(Note by the way that the eonic effect tends to suggest just this!)
Danielou goes further and suggests a link between Shaivism and the Dionysus cult in the West. It would take a lot of research to check this out, so I don’t know, but the point Danielou is making is the one I just made: the early millennia before the rise of higher civilization, the five millennia of the Neolithic, are the probable sources for later religion, and especially of something related to Danielou’s answer, primordial Shaivism (and Jainism).

These views are not necessarily wild. If you wonder why Catholicism reverted to goddes worship in disguise with the Virgin Mary the reason is the reversion to Neolithic type, where the first ‘catholicisms’ appeared in primitive forms. Etc… I must caution myself against speculation.

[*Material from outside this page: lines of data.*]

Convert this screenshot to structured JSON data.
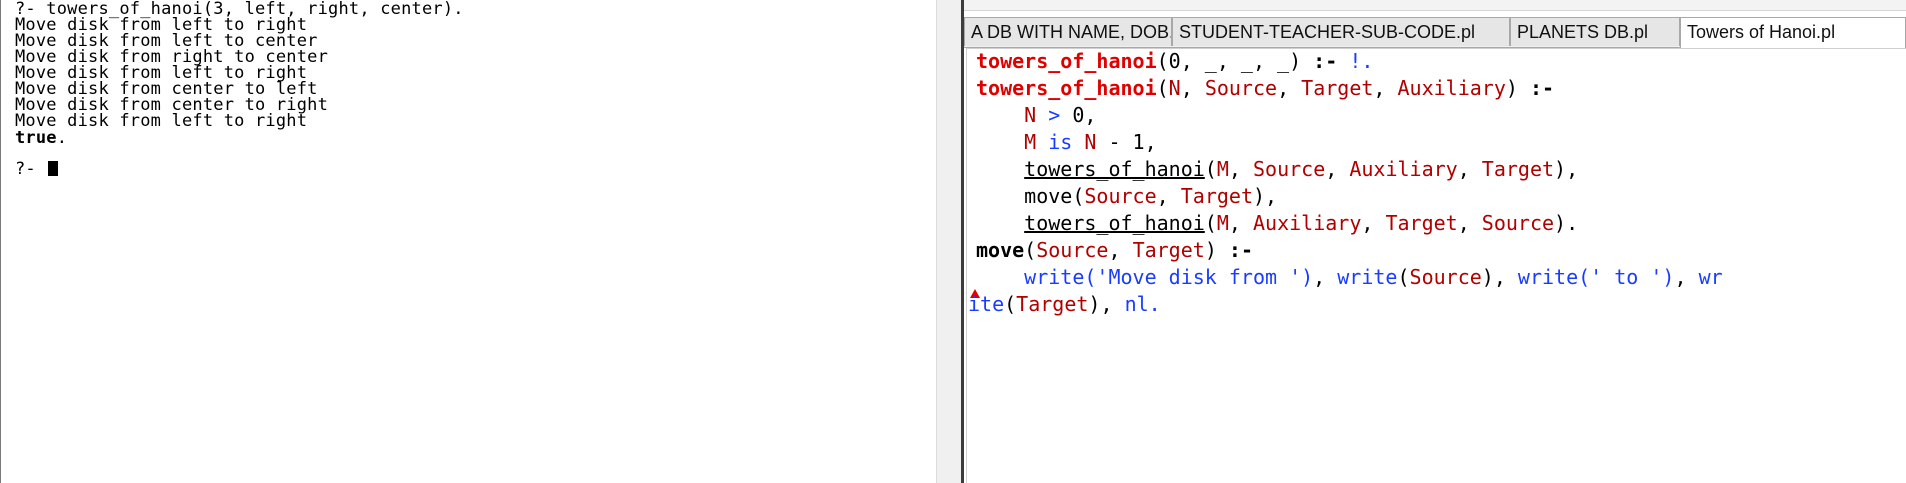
{
  "console": {
    "lines": [
      "?- towers_of_hanoi(3, left, right, center).",
      "Move disk from left to right",
      "Move disk from left to center",
      "Move disk from right to center",
      "Move disk from left to right",
      "Move disk from center to left",
      "Move disk from center to right",
      "Move disk from left to right"
    ],
    "result": "true",
    "result_punct": ".",
    "prompt": "?- "
  },
  "editor": {
    "tabs": [
      {
        "label": "A DB WITH NAME, DOB.pl",
        "active": false
      },
      {
        "label": "STUDENT-TEACHER-SUB-CODE.pl",
        "active": false
      },
      {
        "label": "PLANETS DB.pl",
        "active": false
      },
      {
        "label": "Towers of Hanoi.pl",
        "active": true
      }
    ],
    "code": {
      "l1": {
        "pred": "towers_of_hanoi",
        "a": "(0, _, _, _) ",
        "neck": ":-",
        "sp": " ",
        "cut": "!",
        "end": "."
      },
      "l2": {
        "pred": "towers_of_hanoi",
        "p1": "(",
        "v1": "N",
        "c1": ", ",
        "v2": "Source",
        "c2": ", ",
        "v3": "Target",
        "c3": ", ",
        "v4": "Auxiliary",
        "p2": ") ",
        "neck": ":-"
      },
      "l3": {
        "indent": "    ",
        "v": "N",
        "op": " > ",
        "n": "0,"
      },
      "l4": {
        "indent": "    ",
        "v": "M",
        "op": " is ",
        "v2": "N",
        "rest": " - 1,"
      },
      "l5": {
        "indent": "    ",
        "call": "towers_of_hanoi",
        "p1": "(",
        "v1": "M",
        "c1": ", ",
        "v2": "Source",
        "c2": ", ",
        "v3": "Auxiliary",
        "c3": ", ",
        "v4": "Target",
        "end": "),"
      },
      "l6": {
        "indent": "    ",
        "call": "move",
        "p1": "(",
        "v1": "Source",
        "c1": ", ",
        "v2": "Target",
        "end": "),"
      },
      "l7": {
        "indent": "    ",
        "call": "towers_of_hanoi",
        "p1": "(",
        "v1": "M",
        "c1": ", ",
        "v2": "Auxiliary",
        "c2": ", ",
        "v3": "Target",
        "c3": ", ",
        "v4": "Source",
        "end": ")."
      },
      "l8": {
        "head": "move",
        "p1": "(",
        "v1": "Source",
        "c1": ", ",
        "v2": "Target",
        "p2": ") ",
        "neck": ":-"
      },
      "l9": {
        "indent": "    ",
        "w1": "write",
        "s1": "('Move disk from ')",
        "c1": ", ",
        "w2": "write",
        "p1": "(",
        "v1": "Source",
        "p2": ")",
        "c2": ", ",
        "w3": "write",
        "s2": "(' to ')",
        "c3": ", ",
        "w4": "wr"
      },
      "l10": {
        "w": "ite",
        "p1": "(",
        "v": "Target",
        "p2": ")",
        "c": ", ",
        "nl": "nl",
        "end": "."
      }
    }
  },
  "colors": {
    "predicate": "#e00000",
    "variable": "#b00000",
    "builtin": "#1a3cff",
    "splitter": "#3c3c3c"
  }
}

In any case, Danielou’s approach is a caution to students of Indian religion: the underground stream of Shavism is resurfacing at various points and this influences the history in ways that are puzzling if you are not aware of what is happening (e.g. why does Buddhism suddenly go tantric, etc…)


  1. Amos Anon said,

    09.27.09 at 7:43 am

    Did you see this?

  2. The Gurdjieff Con » How did Samkhya/early Buddhism/Patanjali develop? said,

    09.28.09 at 11:11 am

    […] Comments on Danielou: Samkhya James said, 27.09.09 at 8:50 pm One of the topics that I would like to see a scholar take up is how the systems of Samkhya/early Buddhism/Patanjali developed. As far as I know, noone has discussed how these systems developed this view that there is some wholly transcendent aspect to the sentient organism. It radically differs with the monism and/or immanism of Vedanta/Upanishads/Mahayana(I don’t buy Phulgenda Sinha’s assertion that Shankara misinterpreted the Upanishads. It seems pretty obvious that they are in support of monism/immanism). I wonder if there were two different sources of the “yogas.” James said, 27.09.09 at 10:14 pm It also seems to me that the translation of “purusha” as “self” in Patanjali/Samkhya makes no sense. If this “pure awareness” is completely transcendent and stands in relation to nothing (i.e. an object/prakriti), then it obviously can’t be a defined in terms of “self” (A subject can only be defined in relation to an object and vice versa.). […]

RSS feed for comments on this post · TrackBack URL

Leave a Comment